Looking across the Abingdon School playing field, a magnolia partly hides the church and Trinity House, next door, which now has a new two storey extension and is being sympathetically refurbished.
According to D.B.Tranter’s History of Trinity, John Creemer Clarke ( a founding member of Trinity, clothing manufacturer, and MP) bought Trinity House on a nine-hundred year lease in 1873 for use as a church manse, and when he died it was given in trust to the Church and served as manse until the 1970s.
From that time it has been a private home, unlike a lot of the large houses round Albert Park which are too big for modern families.
Half way through Lent, and Trinity Church was open from Thursday to Saturday for Experience Easter. Over 400 primary-school children and adults attended, making a total of over 2000 visitors since TrinityLearning started the event in 2010.
In The Garden of Gethsemane, children created animals from cold, hard clay
Two girls writing their hopes and dreams on palm crosses.
Trinity Church was transformed for the event. There were six tableaux round a labyrinth, and 20 volunteers from 5 Abingdon churches helping.
Plans for 159 houses in a field south of Abingdon was rejected by the VWHDC (Vale of White Horse District Council) Planning department without even going to committee.

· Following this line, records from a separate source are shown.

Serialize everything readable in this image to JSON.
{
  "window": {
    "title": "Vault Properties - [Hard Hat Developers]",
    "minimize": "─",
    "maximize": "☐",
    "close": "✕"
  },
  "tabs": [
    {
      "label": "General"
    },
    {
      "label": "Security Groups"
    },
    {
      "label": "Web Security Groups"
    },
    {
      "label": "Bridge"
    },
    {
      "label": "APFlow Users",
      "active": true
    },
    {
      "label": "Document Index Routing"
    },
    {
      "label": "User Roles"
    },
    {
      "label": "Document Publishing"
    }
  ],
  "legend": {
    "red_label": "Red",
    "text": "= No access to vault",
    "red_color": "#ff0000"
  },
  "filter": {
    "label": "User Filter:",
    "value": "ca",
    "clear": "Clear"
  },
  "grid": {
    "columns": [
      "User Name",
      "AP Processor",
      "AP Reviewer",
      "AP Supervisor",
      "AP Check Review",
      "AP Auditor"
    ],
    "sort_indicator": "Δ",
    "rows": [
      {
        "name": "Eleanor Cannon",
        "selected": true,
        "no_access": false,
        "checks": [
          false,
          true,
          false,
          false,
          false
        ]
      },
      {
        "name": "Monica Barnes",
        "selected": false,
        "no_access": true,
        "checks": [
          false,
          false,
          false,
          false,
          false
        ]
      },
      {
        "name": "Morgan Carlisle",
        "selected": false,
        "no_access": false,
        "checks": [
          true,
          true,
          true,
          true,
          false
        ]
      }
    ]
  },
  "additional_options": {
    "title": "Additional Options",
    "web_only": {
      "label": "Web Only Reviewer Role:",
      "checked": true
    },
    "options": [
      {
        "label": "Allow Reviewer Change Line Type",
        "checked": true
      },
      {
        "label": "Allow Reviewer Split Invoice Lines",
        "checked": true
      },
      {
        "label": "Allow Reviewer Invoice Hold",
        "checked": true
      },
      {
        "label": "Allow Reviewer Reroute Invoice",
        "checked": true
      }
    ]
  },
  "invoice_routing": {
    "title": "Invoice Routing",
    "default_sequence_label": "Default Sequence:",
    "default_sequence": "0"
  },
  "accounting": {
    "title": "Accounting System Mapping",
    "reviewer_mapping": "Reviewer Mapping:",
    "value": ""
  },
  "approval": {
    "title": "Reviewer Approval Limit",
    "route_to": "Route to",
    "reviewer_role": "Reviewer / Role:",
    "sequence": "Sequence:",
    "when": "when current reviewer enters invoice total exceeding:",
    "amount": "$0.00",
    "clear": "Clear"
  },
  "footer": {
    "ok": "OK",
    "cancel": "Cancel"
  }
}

The plans were then allowed on appeal by an external inspector so long as some pedestrian traffic lights were installed on Marcham Road and Ock Street, so that traffic in South Abingdon would be no worse than before the houses.
The responses to a consultation on those traffic lights are to be considered at a meeting of the county council’s cabinet member for environment on March 27. The consultation received 125 responses, mostly objections and concerns. The Town Council has objected but not VWHDC.
However the County Council officers are recommending approval, and has not given much weight to all the objections to the scheme. The idea of a trial was also put forward but the County Council officer thinks that would just confuse people.
A new sign has already gone up in front of the field suggesting that the land has now been acquired by the developer who will actually build those houses. Hallam, the company who got the rights to build, are presumably just a specialist is getting planning permission.
It is still for County Councillors to decide, so have Taylor Wimpey jumped the gun?
P.S. VWHDC did object but it did not get into the report. Mindful of the VWHDC objections, The Oxfordshire County Council Cabinet member considered the matter and then indicated that he was minded to reject the application for the lights.